A group of former EU leaders are calling for sanctions against Israel in response to its refusal to end settlement construction in the occupied West Bank, media agencies reported. A group of 26 former top EU leaders denounced Israel’s settlement policy in a letter sent, on Thursday, to the European Union and the governments of its 27 member states, urging strong measures against Israel for its refusal to adhere to international law.
Among the signatories of the letter are the ex-EU Foreign Policy Chief Javier Solana, former German President Richard von Weizsacker, former Spanish Prime Minister Felipe Gonzales, former president of the EU Commission, former Italian Prime Minister Romano Prodi, and former Irish President Mary Robinson.
The letter’s initiative joins the recent set of recognitions of a Palestinian state within the ’67 borders declared by the governments of South American countries, including Brazil and Argentina. Also, the European Union Council intends to back the Palestinian Authority’s efforts to rally international support over the aspiration to establish a free and independent state and end the Occupation.
The move comes days after the U.S. administration dropped their demand for Israel to halt all settlement building activities in the West Bank, admitting that indirect peace negotiations failed on extending freeze on illegal settlement construction.
The European leaders also call upon the EU not to accept any unilateral changes to the 1967 borders that Israel made against international law, and that the Palestinian state would cover an area the same size as the one occupied in 1967, including East Jerusalem as its capital. The EU should support, according to the leaders, only minor exchanges of land on which the two sides agree.
In addition, the EU officials point out that any upgrading of relations between the European Union and Israel will be frozen unless settlement activities stop in the West Bank and East Jerusalem.
The group is also pressing on the European Union to play an effective and active role vis-a-vis the United States, Israel and internationally.
Reports on Thursday claimed strong criticism by the European Union, United Nations and the Arab League of Israel’s rebuff of international demands to freeze its illegal settlement construction.
Analysts reportedly argue the US has spent more time bargaining with Israel over a settlement moratorium than negotiating between Israelis and Palestinians over the core divisive issues.
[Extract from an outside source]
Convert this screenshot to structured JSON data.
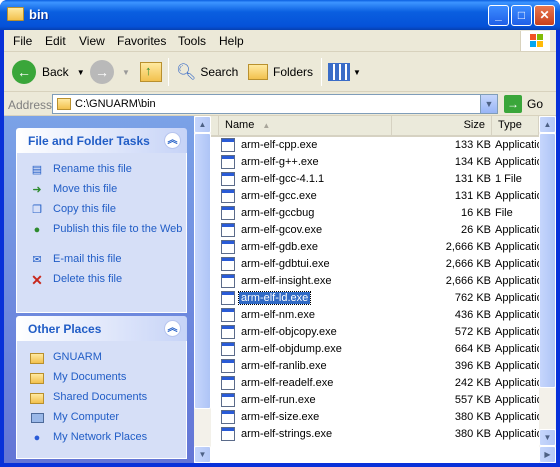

Palestinian officials said, on Thursday, that PA’s President Abbas called for an emergency meeting of Arab League foreign ministers to discuss the consequences of US failed mediation.